September 11 remembered in solemn ceremony
More than 100 people gathered at Independent Fire Company in Ranson Friday morning to commemorate the terrorist attacks of 9/11.
The fire company began hosting the annual event the first year following the Sept. 11 attacks on the World Trade Center and Pentagon to honor and remember those who gave their lives that day.
The invocation was delivered by Dr. Brian Hotaling, pastor of Charles Town Baptist Church.
Dr. Henry Christie, event organizer, said, “We pause today to remember those killed in the attacks.” He went on to explain that three sets of bells are rung at the start and end of the ceremony signifying the loss of life of a firefighter.
In addition to firefighters, of which there were 343 lost in the attacks, Christie explained that hats on the table near the podium represented other groups who lost lives that day. The United and American airlines caps were for the civilians lost. Over 2,500 deaths were reported between New York, Washington, D.C. and Pennsylvania where a third plane was forced to the ground by passengers who stormed the cockpit. Police officers were represented by a Port Authority hat. Casualties were 37, as well as one canine for the Port Authority, as well as 23 for the NYPD and one for the secret service. Military personnel were also represented as Christie explained that 55 members of the military were killed in the Pentagon, as well as many more in the ensuing war on terror.
“There’s a hole in the ground in Shanksville, Pennsylvania that will be there forever,” said Christie. “And there’s a hole in the lower west side of New York-Manhattan Island is a memorial, and the rest has been rebuilt. The Pentagon has been rebuilt. But the hole in the hearts of the loved ones of victims that day will remain as long as they live.”
Senior Master Sargent, Jeff Gengler, Fire Chief, 167thAirlift Wing served as the special speaker for the event.
Gengler said he was sent from Baltimore to Georgia in the month following the attack to await deployment. He described the scene of his travel on I-95 from Moody Air Force Base back home to see his family.
“There were flags all over the place. Flags on bridges. “Thank you” on bridges. Cups in fences along high schools that had “Thank you, we love the military” [written on them]. This isn’t just commentary from me. It’s a fact. And today they burn flags.”
He went on to say “We’ve gone from a nation who thought firefighters, military and cops were heroes, to cops being shot in the back while they’re eating.”
In closing, Gengler said that the older people can remember exactly where they were and what they were doing on the day of the attacks 14 years ago, and that it’s up to the older generation to teach the younger ones so that this tragedy is not forgotten.
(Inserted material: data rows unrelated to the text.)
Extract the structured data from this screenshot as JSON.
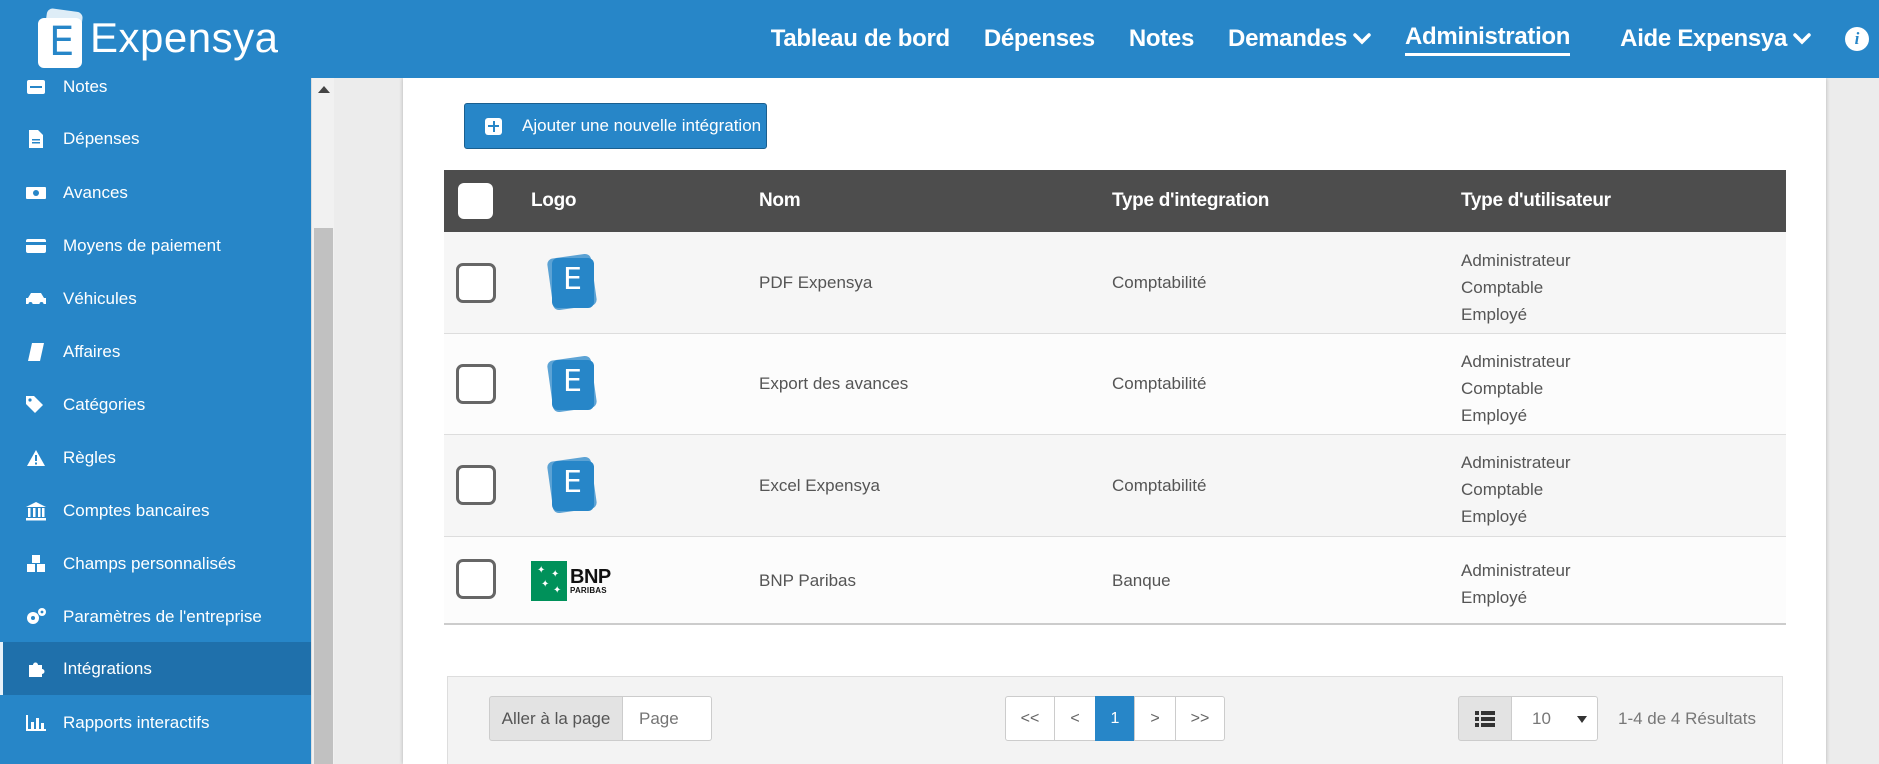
{
  "brand": {
    "name": "Expensya",
    "logo_letter": "E"
  },
  "nav": {
    "items": [
      {
        "label": "Tableau de bord"
      },
      {
        "label": "Dépenses"
      },
      {
        "label": "Notes"
      },
      {
        "label": "Demandes"
      },
      {
        "label": "Administration"
      },
      {
        "label": "Aide Expensya"
      }
    ],
    "active": "Administration"
  },
  "sidebar": {
    "items": [
      {
        "label": "Notes",
        "icon": "inbox-icon"
      },
      {
        "label": "Dépenses",
        "icon": "file-icon"
      },
      {
        "label": "Avances",
        "icon": "money-icon"
      },
      {
        "label": "Moyens de paiement",
        "icon": "credit-card-icon"
      },
      {
        "label": "Véhicules",
        "icon": "car-icon"
      },
      {
        "label": "Affaires",
        "icon": "book-icon"
      },
      {
        "label": "Catégories",
        "icon": "tags-icon"
      },
      {
        "label": "Règles",
        "icon": "warning-icon"
      },
      {
        "label": "Comptes bancaires",
        "icon": "bank-icon"
      },
      {
        "label": "Champs personnalisés",
        "icon": "cubes-icon"
      },
      {
        "label": "Paramètres de l'entreprise",
        "icon": "cogs-icon"
      },
      {
        "label": "Intégrations",
        "icon": "puzzle-icon"
      },
      {
        "label": "Rapports interactifs",
        "icon": "bar-chart-icon"
      }
    ],
    "active": "Intégrations"
  },
  "toolbar": {
    "add_label": "Ajouter une nouvelle intégration"
  },
  "table": {
    "columns": [
      "Logo",
      "Nom",
      "Type d'integration",
      "Type d'utilisateur"
    ],
    "rows": [
      {
        "logo": "expensya",
        "name": "PDF Expensya",
        "type": "Comptabilité",
        "users": [
          "Administrateur",
          "Comptable",
          "Employé"
        ]
      },
      {
        "logo": "expensya",
        "name": "Export des avances",
        "type": "Comptabilité",
        "users": [
          "Administrateur",
          "Comptable",
          "Employé"
        ]
      },
      {
        "logo": "expensya",
        "name": "Excel Expensya",
        "type": "Comptabilité",
        "users": [
          "Administrateur",
          "Comptable",
          "Employé"
        ]
      },
      {
        "logo": "bnp",
        "name": "BNP Paribas",
        "type": "Banque",
        "users": [
          "Administrateur",
          "Employé"
        ]
      }
    ],
    "bnp_logo": {
      "line1": "BNP",
      "line2": "PARIBAS"
    }
  },
  "pagination": {
    "goto_label": "Aller à la page",
    "page_placeholder": "Page",
    "buttons": [
      "<<",
      "<",
      "1",
      ">",
      ">>"
    ],
    "current_page": "1",
    "page_size": "10",
    "results": "1-4 de 4 Résultats"
  },
  "colors": {
    "primary": "#2786c8",
    "sidebar_active": "#1f70ab",
    "table_header": "#4d4d4d",
    "bnp_green": "#00915a"
  }
}
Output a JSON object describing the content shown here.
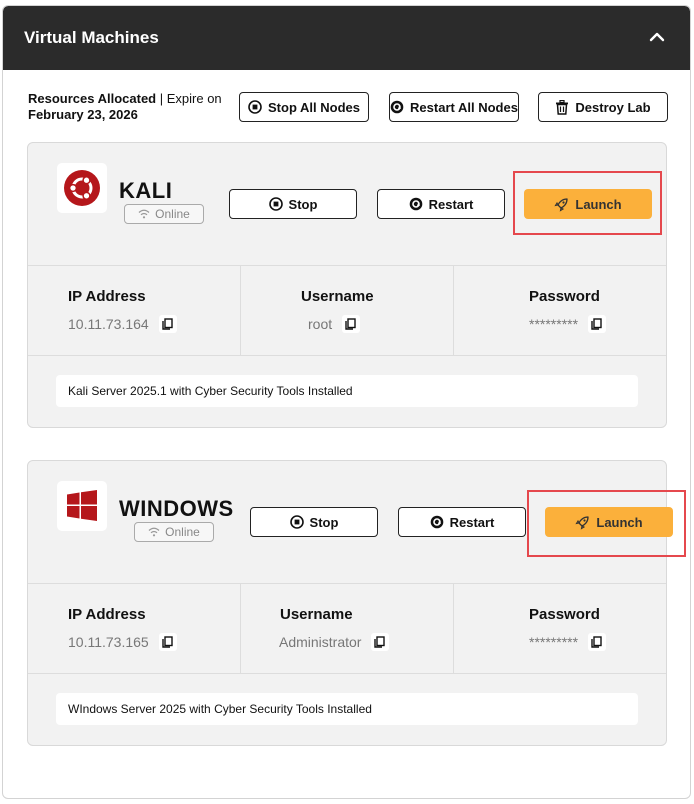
{
  "header": {
    "title": "Virtual Machines"
  },
  "resources": {
    "label": "Resources Allocated",
    "separator": " | ",
    "expire_label": "Expire on",
    "expire_date": "February 23, 2026"
  },
  "toolbar": {
    "stop_all_label": "Stop All Nodes",
    "restart_all_label": "Restart All Nodes",
    "destroy_label": "Destroy Lab"
  },
  "machines": [
    {
      "name": "KALI",
      "status": "Online",
      "stop_label": "Stop",
      "restart_label": "Restart",
      "launch_label": "Launch",
      "ip_label": "IP Address",
      "ip": "10.11.73.164",
      "username_label": "Username",
      "username": "root",
      "password_label": "Password",
      "password": "*********",
      "description": "Kali Server 2025.1 with Cyber Security Tools Installed",
      "logo_icon": "ubuntu-logo-icon",
      "logo_color": "#b5171b"
    },
    {
      "name": "WINDOWS",
      "status": "Online",
      "stop_label": "Stop",
      "restart_label": "Restart",
      "launch_label": "Launch",
      "ip_label": "IP Address",
      "ip": "10.11.73.165",
      "username_label": "Username",
      "username": "Administrator",
      "password_label": "Password",
      "password": "*********",
      "description": "WIndows Server 2025 with Cyber Security Tools Installed",
      "logo_icon": "windows-logo-icon",
      "logo_color": "#b5171b"
    }
  ],
  "colors": {
    "header_bg": "#2b2b2b",
    "launch": "#fbb03b",
    "highlight": "#e5484d"
  }
}
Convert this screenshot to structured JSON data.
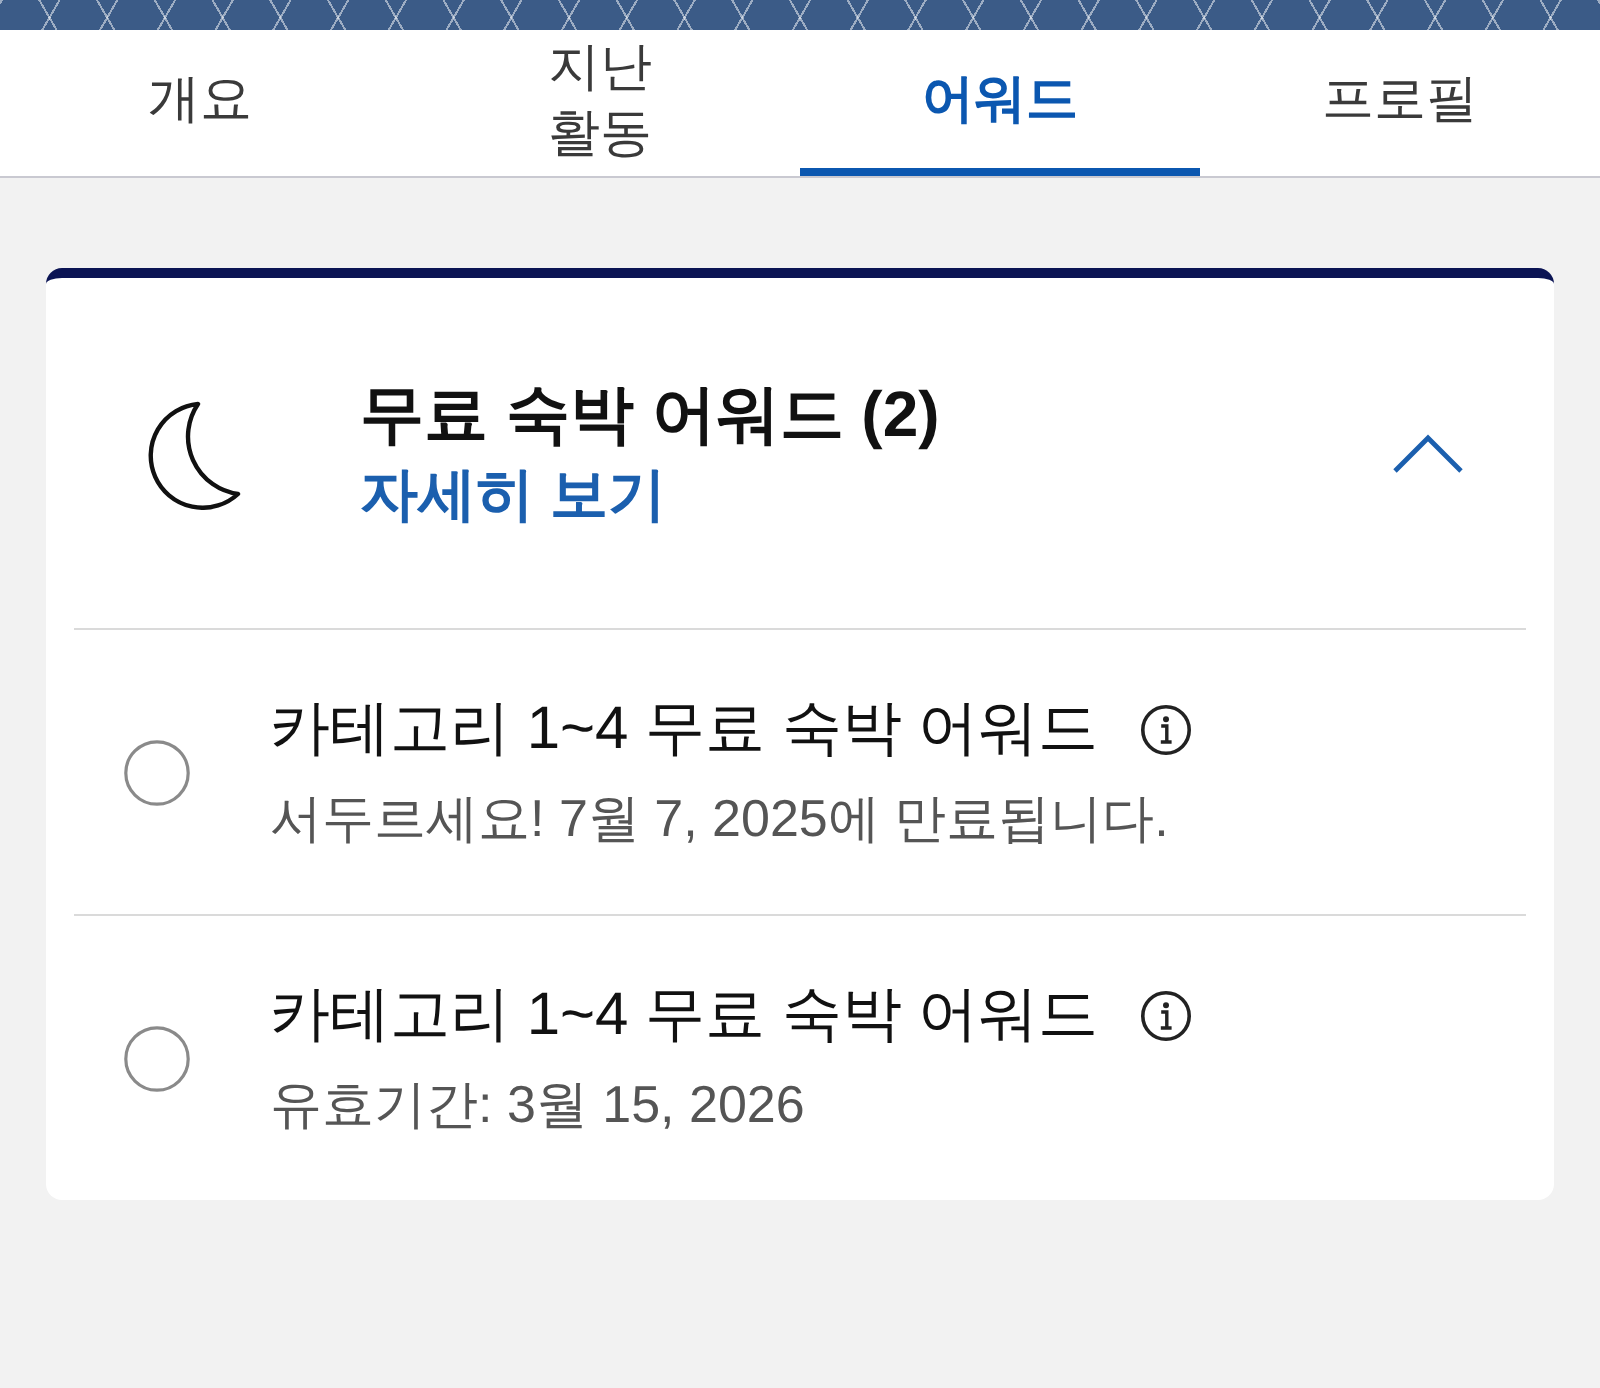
{
  "tabs": [
    {
      "label": "개요",
      "selected": false
    },
    {
      "label": "지난 활동",
      "selected": false
    },
    {
      "label": "어워드",
      "selected": true
    },
    {
      "label": "프로필",
      "selected": false
    }
  ],
  "award_section": {
    "title": "무료 숙박 어워드 (2)",
    "link": "자세히 보기",
    "expanded": true,
    "items": [
      {
        "title": "카테고리 1~4 무료 숙박 어워드",
        "subtitle": "서두르세요! 7월 7, 2025에 만료됩니다.",
        "selected": false
      },
      {
        "title": "카테고리 1~4 무료 숙박 어워드",
        "subtitle": "유효기간: 3월 15, 2026",
        "selected": false
      }
    ]
  }
}
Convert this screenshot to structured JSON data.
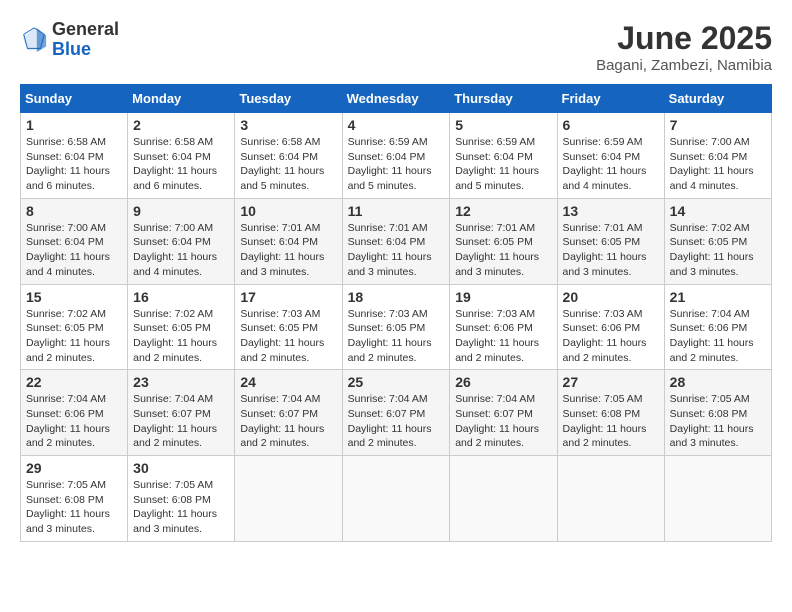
{
  "logo": {
    "general": "General",
    "blue": "Blue"
  },
  "header": {
    "title": "June 2025",
    "subtitle": "Bagani, Zambezi, Namibia"
  },
  "weekdays": [
    "Sunday",
    "Monday",
    "Tuesday",
    "Wednesday",
    "Thursday",
    "Friday",
    "Saturday"
  ],
  "weeks": [
    [
      {
        "day": "1",
        "sunrise": "6:58 AM",
        "sunset": "6:04 PM",
        "daylight": "11 hours and 6 minutes."
      },
      {
        "day": "2",
        "sunrise": "6:58 AM",
        "sunset": "6:04 PM",
        "daylight": "11 hours and 6 minutes."
      },
      {
        "day": "3",
        "sunrise": "6:58 AM",
        "sunset": "6:04 PM",
        "daylight": "11 hours and 5 minutes."
      },
      {
        "day": "4",
        "sunrise": "6:59 AM",
        "sunset": "6:04 PM",
        "daylight": "11 hours and 5 minutes."
      },
      {
        "day": "5",
        "sunrise": "6:59 AM",
        "sunset": "6:04 PM",
        "daylight": "11 hours and 5 minutes."
      },
      {
        "day": "6",
        "sunrise": "6:59 AM",
        "sunset": "6:04 PM",
        "daylight": "11 hours and 4 minutes."
      },
      {
        "day": "7",
        "sunrise": "7:00 AM",
        "sunset": "6:04 PM",
        "daylight": "11 hours and 4 minutes."
      }
    ],
    [
      {
        "day": "8",
        "sunrise": "7:00 AM",
        "sunset": "6:04 PM",
        "daylight": "11 hours and 4 minutes."
      },
      {
        "day": "9",
        "sunrise": "7:00 AM",
        "sunset": "6:04 PM",
        "daylight": "11 hours and 4 minutes."
      },
      {
        "day": "10",
        "sunrise": "7:01 AM",
        "sunset": "6:04 PM",
        "daylight": "11 hours and 3 minutes."
      },
      {
        "day": "11",
        "sunrise": "7:01 AM",
        "sunset": "6:04 PM",
        "daylight": "11 hours and 3 minutes."
      },
      {
        "day": "12",
        "sunrise": "7:01 AM",
        "sunset": "6:05 PM",
        "daylight": "11 hours and 3 minutes."
      },
      {
        "day": "13",
        "sunrise": "7:01 AM",
        "sunset": "6:05 PM",
        "daylight": "11 hours and 3 minutes."
      },
      {
        "day": "14",
        "sunrise": "7:02 AM",
        "sunset": "6:05 PM",
        "daylight": "11 hours and 3 minutes."
      }
    ],
    [
      {
        "day": "15",
        "sunrise": "7:02 AM",
        "sunset": "6:05 PM",
        "daylight": "11 hours and 2 minutes."
      },
      {
        "day": "16",
        "sunrise": "7:02 AM",
        "sunset": "6:05 PM",
        "daylight": "11 hours and 2 minutes."
      },
      {
        "day": "17",
        "sunrise": "7:03 AM",
        "sunset": "6:05 PM",
        "daylight": "11 hours and 2 minutes."
      },
      {
        "day": "18",
        "sunrise": "7:03 AM",
        "sunset": "6:05 PM",
        "daylight": "11 hours and 2 minutes."
      },
      {
        "day": "19",
        "sunrise": "7:03 AM",
        "sunset": "6:06 PM",
        "daylight": "11 hours and 2 minutes."
      },
      {
        "day": "20",
        "sunrise": "7:03 AM",
        "sunset": "6:06 PM",
        "daylight": "11 hours and 2 minutes."
      },
      {
        "day": "21",
        "sunrise": "7:04 AM",
        "sunset": "6:06 PM",
        "daylight": "11 hours and 2 minutes."
      }
    ],
    [
      {
        "day": "22",
        "sunrise": "7:04 AM",
        "sunset": "6:06 PM",
        "daylight": "11 hours and 2 minutes."
      },
      {
        "day": "23",
        "sunrise": "7:04 AM",
        "sunset": "6:07 PM",
        "daylight": "11 hours and 2 minutes."
      },
      {
        "day": "24",
        "sunrise": "7:04 AM",
        "sunset": "6:07 PM",
        "daylight": "11 hours and 2 minutes."
      },
      {
        "day": "25",
        "sunrise": "7:04 AM",
        "sunset": "6:07 PM",
        "daylight": "11 hours and 2 minutes."
      },
      {
        "day": "26",
        "sunrise": "7:04 AM",
        "sunset": "6:07 PM",
        "daylight": "11 hours and 2 minutes."
      },
      {
        "day": "27",
        "sunrise": "7:05 AM",
        "sunset": "6:08 PM",
        "daylight": "11 hours and 2 minutes."
      },
      {
        "day": "28",
        "sunrise": "7:05 AM",
        "sunset": "6:08 PM",
        "daylight": "11 hours and 3 minutes."
      }
    ],
    [
      {
        "day": "29",
        "sunrise": "7:05 AM",
        "sunset": "6:08 PM",
        "daylight": "11 hours and 3 minutes."
      },
      {
        "day": "30",
        "sunrise": "7:05 AM",
        "sunset": "6:08 PM",
        "daylight": "11 hours and 3 minutes."
      },
      null,
      null,
      null,
      null,
      null
    ]
  ],
  "labels": {
    "sunrise": "Sunrise:",
    "sunset": "Sunset:",
    "daylight": "Daylight hours"
  }
}
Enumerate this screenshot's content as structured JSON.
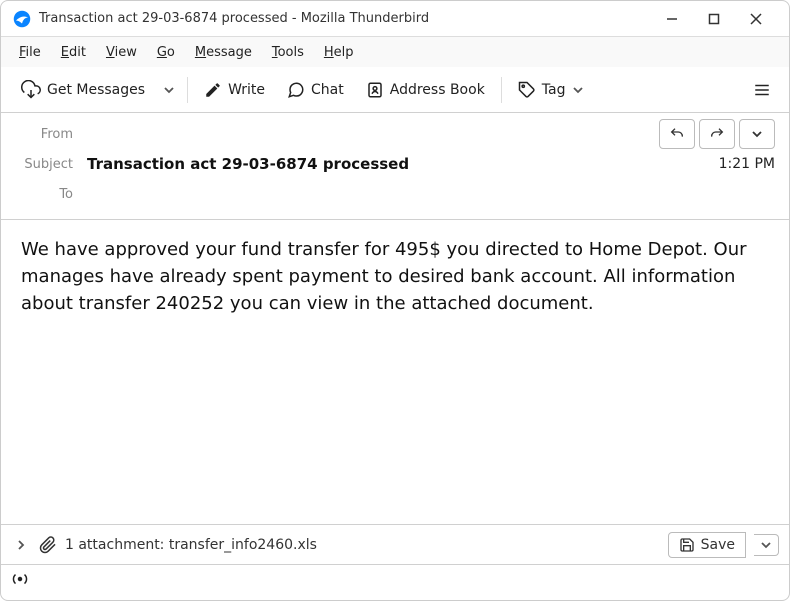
{
  "window": {
    "title": "Transaction act 29-03-6874 processed - Mozilla Thunderbird"
  },
  "menu": {
    "file": "File",
    "edit": "Edit",
    "view": "View",
    "go": "Go",
    "message": "Message",
    "tools": "Tools",
    "help": "Help"
  },
  "toolbar": {
    "get_messages": "Get Messages",
    "write": "Write",
    "chat": "Chat",
    "address_book": "Address Book",
    "tag": "Tag"
  },
  "headers": {
    "from_label": "From",
    "from_value": "",
    "subject_label": "Subject",
    "subject_value": "Transaction act 29-03-6874 processed",
    "to_label": "To",
    "to_value": "",
    "time": "1:21 PM"
  },
  "body": "We have approved your fund transfer for 495$ you directed to Home Depot. Our manages have already spent payment to desired bank account. All information about transfer 240252 you can view in the attached document.",
  "attachment": {
    "summary": "1 attachment: transfer_info2460.xls",
    "save_label": "Save"
  }
}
The Jefferson High School Junior ROTC presented colors, and the Washington High School Chamber Choir performed the National Anthem and God Bless America. Taps was played by Mitchell Eddy, Air Force Junior ROTC, and as has been present in each yearly remembrance ceremony, bagpiper Joe Kent performed “Amazing Grace” and concluded the ceremony with “Going Home.”